Hahn was no ordinary paint chemist, but one of the world’s leading radiochemists. After the war Meitner stressed in an interview on German television that Hahn had been the only person in the world with chemical methods sufficiently refined to separate the infinitesimally small quantities of new radioactive elements produced by the irradiation of uranium with neutrons from the bulk of the uranium itself, as well as from the accompanying, naturally present radium and its radioactive decay products.

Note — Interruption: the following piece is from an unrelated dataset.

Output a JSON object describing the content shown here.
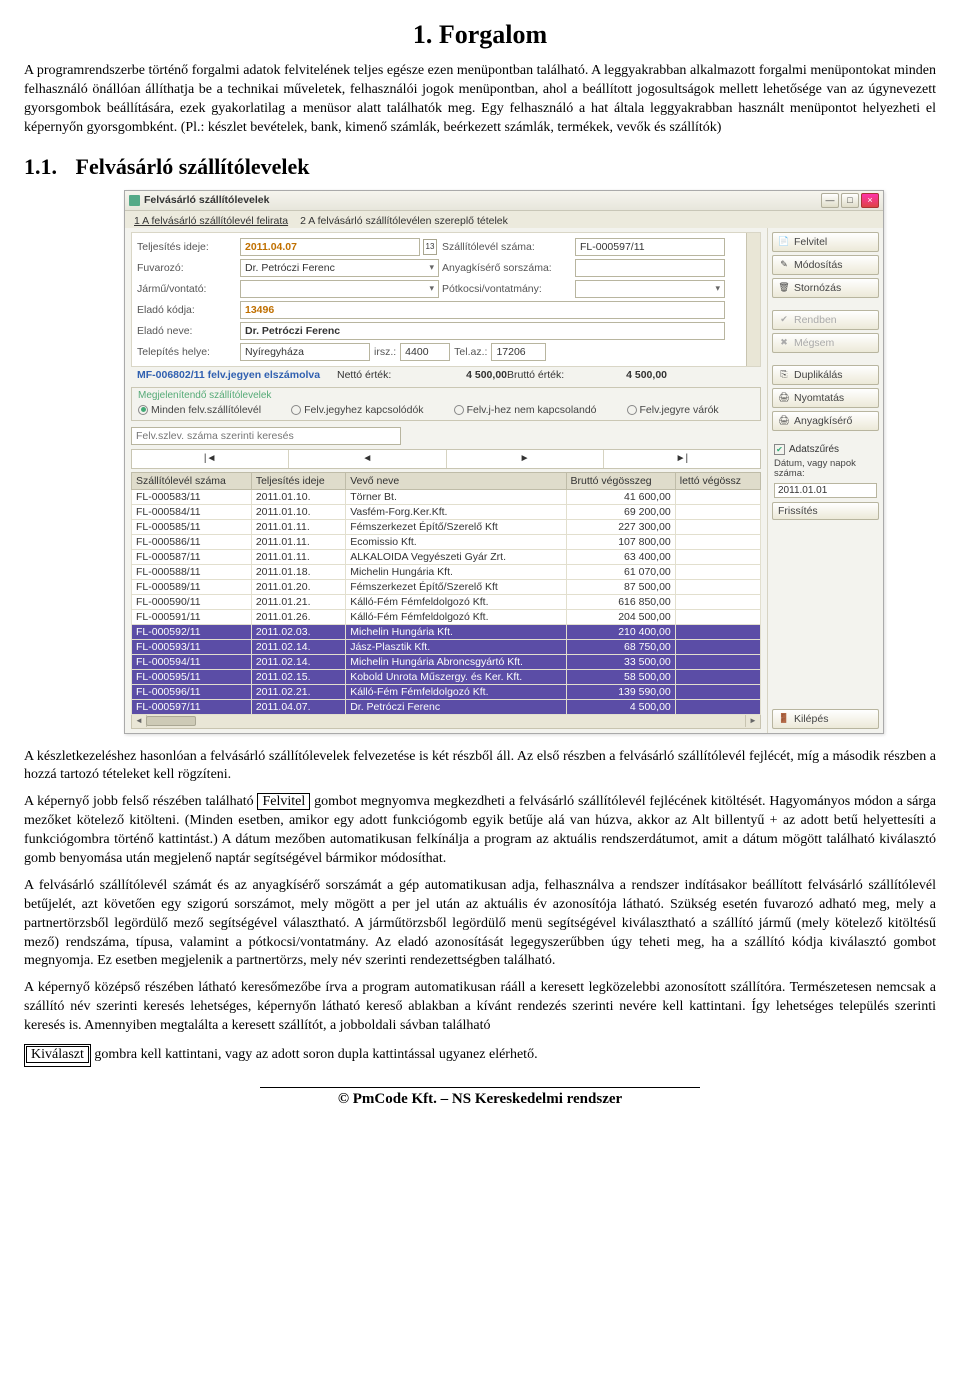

It was a remarkable feat, for which Hahn deserved the Nobel Prize, but I thought that the Nobel Committee for Chemistry had been narrow-minded in not awarding it jointly to him and his physicist colleague Meitner. In 1964, the US Atomic Energy Commission invited me to nominate a candidate for the prestigious Enrico Fermi Prize. I nominated Lise Meitner who was by then living in Cambridge. When the news of her prize arrived she was eighty-seven and too frail to travel to Washington to receive it. Instead, the physicist and Nobel laureate Glen Seaborg traveled to Cambridge, and on October 23, 1966, presented the prize to her on behalf of the Atomic Energy Commission at my wife’s and my home. Lise Meitner died in 1968, three months after her lifelong friend and colleague Otto Hahn.